Next round of ACTA negotiations, Mexico: still no transparency in sight

[ reposted from EFA ]

The next round of negotiations on the secret Anti-Counterfeiting Trade Agreement (ACTA) are due to begin this week in Guadalajara, Mexico. On the agenda this week are civil copyright measures, border measures, internet enforcement measures, and, very briefly, the issue of the lack of transparency in the negotiations.

While much of the text is hidden from public view, the EU’s analysis of the negotiations was leaked late last year. The leak confirms that the ACTA is designed to impose the tough sanctions developed by the US for copyright infringement on other signatories. The main goal of the ACTA seems to be to bypass the WIPO system and entrench US-style copyright regulations around the world. In this sense, a multi-lateral agreement may be more effective than the series of bi-lateral agreements that we have seen in recent years because it has the opportunity to bind several countries at once to implement US-equivalent law.

By doing away with the open international process that WIPO conducts, the ACTA poses a real threat to the reasoned modification of intellectual property laws worldwide. By doing so in secret, it ensures that democratic processes are marginalised; the public will only get to see the text once it has been finalised, at a point when it is likely to be too late, politically, for states to withdraw support.


MyTVR launches; but is it legal?

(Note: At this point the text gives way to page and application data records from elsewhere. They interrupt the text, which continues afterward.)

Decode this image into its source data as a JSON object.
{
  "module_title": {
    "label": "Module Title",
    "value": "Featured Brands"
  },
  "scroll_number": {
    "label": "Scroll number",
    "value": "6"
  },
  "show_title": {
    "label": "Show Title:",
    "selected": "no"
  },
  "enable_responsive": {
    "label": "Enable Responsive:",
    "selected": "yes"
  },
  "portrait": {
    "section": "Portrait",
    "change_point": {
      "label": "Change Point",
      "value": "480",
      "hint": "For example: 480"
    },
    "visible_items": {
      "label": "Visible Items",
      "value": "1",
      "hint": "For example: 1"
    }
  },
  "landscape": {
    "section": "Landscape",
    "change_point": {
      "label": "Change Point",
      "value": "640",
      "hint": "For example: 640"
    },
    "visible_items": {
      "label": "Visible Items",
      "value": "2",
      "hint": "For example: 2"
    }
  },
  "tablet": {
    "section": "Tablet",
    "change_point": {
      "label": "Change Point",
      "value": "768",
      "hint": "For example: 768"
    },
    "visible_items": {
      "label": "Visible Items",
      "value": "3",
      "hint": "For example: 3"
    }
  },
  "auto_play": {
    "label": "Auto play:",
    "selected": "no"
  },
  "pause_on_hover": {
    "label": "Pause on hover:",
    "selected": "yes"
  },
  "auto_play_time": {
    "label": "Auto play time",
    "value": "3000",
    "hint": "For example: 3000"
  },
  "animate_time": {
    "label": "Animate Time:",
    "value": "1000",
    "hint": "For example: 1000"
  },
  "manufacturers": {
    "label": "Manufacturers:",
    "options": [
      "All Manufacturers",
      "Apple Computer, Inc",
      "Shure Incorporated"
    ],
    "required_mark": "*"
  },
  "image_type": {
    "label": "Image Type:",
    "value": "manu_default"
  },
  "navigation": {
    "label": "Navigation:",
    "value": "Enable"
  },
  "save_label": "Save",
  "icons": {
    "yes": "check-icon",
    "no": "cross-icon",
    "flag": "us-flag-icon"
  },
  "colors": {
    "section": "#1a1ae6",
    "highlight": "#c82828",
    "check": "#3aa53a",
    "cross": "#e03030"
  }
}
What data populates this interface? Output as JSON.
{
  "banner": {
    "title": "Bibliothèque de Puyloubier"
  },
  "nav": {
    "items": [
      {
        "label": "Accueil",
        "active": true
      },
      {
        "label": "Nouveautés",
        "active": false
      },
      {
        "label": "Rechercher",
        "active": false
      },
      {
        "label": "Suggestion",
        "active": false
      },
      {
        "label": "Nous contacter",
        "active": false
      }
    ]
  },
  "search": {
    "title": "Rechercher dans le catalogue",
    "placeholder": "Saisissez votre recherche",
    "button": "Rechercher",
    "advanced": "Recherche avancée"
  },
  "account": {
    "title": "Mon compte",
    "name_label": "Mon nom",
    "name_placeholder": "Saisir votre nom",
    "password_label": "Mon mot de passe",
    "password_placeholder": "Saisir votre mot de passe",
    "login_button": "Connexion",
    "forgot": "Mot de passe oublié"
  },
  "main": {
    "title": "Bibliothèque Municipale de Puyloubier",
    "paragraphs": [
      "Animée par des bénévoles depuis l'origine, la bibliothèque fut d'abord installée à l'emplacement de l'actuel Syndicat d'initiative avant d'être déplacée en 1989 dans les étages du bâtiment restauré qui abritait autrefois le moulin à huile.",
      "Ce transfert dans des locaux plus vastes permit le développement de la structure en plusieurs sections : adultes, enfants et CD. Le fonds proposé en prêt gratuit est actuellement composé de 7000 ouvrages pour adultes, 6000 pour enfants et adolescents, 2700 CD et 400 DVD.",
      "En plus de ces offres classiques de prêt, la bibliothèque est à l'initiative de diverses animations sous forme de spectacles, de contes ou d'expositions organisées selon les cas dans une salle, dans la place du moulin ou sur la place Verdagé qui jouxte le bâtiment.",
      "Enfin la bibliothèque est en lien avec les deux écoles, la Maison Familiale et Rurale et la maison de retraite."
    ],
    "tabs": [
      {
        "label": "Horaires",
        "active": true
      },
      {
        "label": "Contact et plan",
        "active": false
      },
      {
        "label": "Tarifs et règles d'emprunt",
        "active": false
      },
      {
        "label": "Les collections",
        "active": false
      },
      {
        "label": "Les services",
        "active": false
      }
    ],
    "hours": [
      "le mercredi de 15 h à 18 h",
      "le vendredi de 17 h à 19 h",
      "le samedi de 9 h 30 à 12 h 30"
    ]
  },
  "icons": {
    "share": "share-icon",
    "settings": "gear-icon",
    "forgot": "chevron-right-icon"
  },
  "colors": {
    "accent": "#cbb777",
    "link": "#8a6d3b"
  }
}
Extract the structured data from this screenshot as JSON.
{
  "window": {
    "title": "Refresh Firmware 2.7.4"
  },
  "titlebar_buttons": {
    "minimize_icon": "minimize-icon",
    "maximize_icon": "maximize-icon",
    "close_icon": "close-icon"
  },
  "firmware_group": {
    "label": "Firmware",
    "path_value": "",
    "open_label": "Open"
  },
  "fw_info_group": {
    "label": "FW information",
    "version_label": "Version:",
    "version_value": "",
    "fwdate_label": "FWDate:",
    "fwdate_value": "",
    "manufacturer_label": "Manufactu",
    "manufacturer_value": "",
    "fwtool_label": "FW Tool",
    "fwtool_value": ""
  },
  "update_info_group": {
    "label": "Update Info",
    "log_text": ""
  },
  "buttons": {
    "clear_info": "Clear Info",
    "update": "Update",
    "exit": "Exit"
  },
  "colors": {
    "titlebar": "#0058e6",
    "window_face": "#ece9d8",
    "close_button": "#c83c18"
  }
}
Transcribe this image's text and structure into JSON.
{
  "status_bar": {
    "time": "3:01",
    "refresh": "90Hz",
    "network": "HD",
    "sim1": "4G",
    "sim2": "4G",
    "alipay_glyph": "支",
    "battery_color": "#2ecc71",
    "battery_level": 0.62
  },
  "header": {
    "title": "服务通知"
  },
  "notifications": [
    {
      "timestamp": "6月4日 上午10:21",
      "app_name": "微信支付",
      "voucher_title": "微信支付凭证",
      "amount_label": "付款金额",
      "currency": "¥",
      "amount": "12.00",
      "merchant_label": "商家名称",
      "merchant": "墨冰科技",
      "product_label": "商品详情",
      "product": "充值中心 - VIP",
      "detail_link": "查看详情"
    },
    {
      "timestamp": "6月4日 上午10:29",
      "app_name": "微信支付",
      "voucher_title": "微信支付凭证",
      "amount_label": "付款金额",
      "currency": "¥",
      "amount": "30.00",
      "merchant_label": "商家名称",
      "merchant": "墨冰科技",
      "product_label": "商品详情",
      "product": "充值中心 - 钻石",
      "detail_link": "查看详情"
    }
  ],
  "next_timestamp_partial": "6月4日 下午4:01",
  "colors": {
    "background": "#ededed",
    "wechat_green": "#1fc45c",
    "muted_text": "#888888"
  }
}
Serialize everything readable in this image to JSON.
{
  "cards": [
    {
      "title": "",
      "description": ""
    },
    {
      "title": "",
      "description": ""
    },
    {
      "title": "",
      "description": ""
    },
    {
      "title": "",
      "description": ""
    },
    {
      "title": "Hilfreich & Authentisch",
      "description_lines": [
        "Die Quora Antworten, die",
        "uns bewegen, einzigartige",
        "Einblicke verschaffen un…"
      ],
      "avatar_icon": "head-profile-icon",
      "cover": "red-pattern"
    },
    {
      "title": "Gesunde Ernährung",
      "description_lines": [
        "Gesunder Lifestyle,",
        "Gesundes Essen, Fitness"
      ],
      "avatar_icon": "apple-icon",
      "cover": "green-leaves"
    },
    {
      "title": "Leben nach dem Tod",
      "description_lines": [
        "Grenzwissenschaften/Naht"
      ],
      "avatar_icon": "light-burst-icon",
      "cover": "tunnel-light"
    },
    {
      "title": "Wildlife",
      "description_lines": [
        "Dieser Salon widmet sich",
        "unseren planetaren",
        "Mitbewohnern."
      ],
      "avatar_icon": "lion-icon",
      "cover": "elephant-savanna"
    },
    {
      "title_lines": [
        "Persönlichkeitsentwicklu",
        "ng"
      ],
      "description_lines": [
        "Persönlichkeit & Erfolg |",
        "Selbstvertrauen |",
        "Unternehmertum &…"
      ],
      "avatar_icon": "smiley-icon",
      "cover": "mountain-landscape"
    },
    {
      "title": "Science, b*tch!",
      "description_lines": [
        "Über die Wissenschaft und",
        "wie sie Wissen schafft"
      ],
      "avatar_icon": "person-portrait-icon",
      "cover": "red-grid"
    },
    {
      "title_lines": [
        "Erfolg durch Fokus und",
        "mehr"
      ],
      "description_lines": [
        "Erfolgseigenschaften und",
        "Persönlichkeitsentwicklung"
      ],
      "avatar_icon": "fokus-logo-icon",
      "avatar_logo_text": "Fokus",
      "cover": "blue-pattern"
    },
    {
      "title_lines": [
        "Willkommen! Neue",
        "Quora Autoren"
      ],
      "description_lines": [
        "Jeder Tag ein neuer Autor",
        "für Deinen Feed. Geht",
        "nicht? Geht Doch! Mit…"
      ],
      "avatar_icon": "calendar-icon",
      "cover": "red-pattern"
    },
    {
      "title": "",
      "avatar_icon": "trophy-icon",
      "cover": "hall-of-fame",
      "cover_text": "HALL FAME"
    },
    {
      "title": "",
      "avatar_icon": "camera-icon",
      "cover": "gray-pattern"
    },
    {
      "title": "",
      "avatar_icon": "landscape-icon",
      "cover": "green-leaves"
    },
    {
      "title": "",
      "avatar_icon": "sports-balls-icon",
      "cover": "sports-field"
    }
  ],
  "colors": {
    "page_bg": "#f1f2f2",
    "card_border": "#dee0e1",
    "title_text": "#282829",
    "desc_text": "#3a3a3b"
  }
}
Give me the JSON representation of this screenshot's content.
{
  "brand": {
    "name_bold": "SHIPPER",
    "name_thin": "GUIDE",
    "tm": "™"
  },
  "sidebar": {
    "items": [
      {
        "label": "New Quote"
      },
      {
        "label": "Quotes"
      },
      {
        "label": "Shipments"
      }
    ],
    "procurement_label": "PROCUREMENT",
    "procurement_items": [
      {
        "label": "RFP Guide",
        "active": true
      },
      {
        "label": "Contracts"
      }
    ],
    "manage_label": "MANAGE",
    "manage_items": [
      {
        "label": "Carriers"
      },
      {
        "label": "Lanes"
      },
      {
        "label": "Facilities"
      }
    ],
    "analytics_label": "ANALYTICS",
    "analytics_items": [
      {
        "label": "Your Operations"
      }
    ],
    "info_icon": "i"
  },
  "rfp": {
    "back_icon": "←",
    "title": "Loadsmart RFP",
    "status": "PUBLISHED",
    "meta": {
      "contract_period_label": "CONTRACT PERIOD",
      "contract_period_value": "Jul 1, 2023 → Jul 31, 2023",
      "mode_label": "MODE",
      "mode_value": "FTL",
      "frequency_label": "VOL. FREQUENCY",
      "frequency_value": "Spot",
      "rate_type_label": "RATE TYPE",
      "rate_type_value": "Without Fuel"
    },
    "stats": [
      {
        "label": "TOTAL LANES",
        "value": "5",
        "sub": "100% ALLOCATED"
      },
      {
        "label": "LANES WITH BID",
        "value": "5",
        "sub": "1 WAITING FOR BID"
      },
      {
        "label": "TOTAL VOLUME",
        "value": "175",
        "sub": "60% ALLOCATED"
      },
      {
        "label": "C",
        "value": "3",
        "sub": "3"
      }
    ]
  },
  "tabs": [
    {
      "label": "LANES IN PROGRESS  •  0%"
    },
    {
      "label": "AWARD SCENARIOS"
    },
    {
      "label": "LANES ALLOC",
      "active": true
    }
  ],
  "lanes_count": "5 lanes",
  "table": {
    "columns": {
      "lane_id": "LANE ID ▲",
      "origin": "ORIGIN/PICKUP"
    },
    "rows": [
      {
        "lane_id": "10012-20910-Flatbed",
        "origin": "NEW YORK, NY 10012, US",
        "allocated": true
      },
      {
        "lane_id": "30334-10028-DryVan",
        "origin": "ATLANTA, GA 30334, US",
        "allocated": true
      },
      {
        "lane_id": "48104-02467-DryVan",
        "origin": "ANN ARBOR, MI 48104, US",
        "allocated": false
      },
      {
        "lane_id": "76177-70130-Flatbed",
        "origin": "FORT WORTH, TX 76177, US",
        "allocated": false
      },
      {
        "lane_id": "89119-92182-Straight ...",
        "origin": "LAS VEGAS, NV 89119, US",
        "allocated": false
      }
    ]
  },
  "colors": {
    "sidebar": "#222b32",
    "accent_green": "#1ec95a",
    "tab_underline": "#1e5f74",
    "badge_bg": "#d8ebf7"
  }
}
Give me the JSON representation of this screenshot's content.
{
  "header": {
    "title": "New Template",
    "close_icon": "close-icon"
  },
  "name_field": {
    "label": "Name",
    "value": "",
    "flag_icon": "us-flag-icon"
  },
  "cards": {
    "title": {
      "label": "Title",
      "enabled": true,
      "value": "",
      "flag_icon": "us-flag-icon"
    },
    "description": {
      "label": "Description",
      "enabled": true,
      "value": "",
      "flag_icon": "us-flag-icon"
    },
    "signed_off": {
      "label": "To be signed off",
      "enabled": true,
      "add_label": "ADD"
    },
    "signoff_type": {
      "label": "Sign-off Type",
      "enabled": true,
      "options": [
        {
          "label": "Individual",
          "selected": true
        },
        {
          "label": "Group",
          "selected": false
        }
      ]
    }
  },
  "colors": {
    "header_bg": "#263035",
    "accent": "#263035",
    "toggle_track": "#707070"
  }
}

MyTVR have now launched their Australian service, which allows Australians to schedule free-to-air television programmes to be recorded by the company and stream the recording to their home PCs or mobile devices.

The interesting question is whether MyTVR’s service is legal for Australians to use (and, of course, legal for MyTVR to offer) under Australian copyright law. I assume here that MyTVR is not licensing the right to provide the service from television broadcasters, but is instead relying on the protection granted to Australians to ‘time-shift’ free to air television. (This conclusion is supported by the lack of mention in the terms and conditions of any licence granted by MyTVR to its users from the Broadcasters or holders of underlying rights.)

This is an issue that has been important in Australian copyright doctrine for quite a while. In the US, a flexible fair use defence exists that allows innovators to investigate and begin to offer a service without immediately being prevented from doing so by copyright owners. This is how the VCR was developed, for example; in the US, Sony was able to argue that it was fair use for users to record television programs for their own personal use. In Australia, by contrast, there is no broad ‘fair use’ exception, which means that if the personal use does not fit into a category like ‘research and study’, ‘criticism and review’, ‘news reporting’, or, now, ‘parody or satire’, it is immediately prohibited. It took twenty years for the law to catch up and add an exception for time-shifting television broadcasts; at least ten years to allow people to make digital copies of music they own to play on their own devices; and it still isn’t legal to make a copy of a DVD you own to either backup or play on a portable device.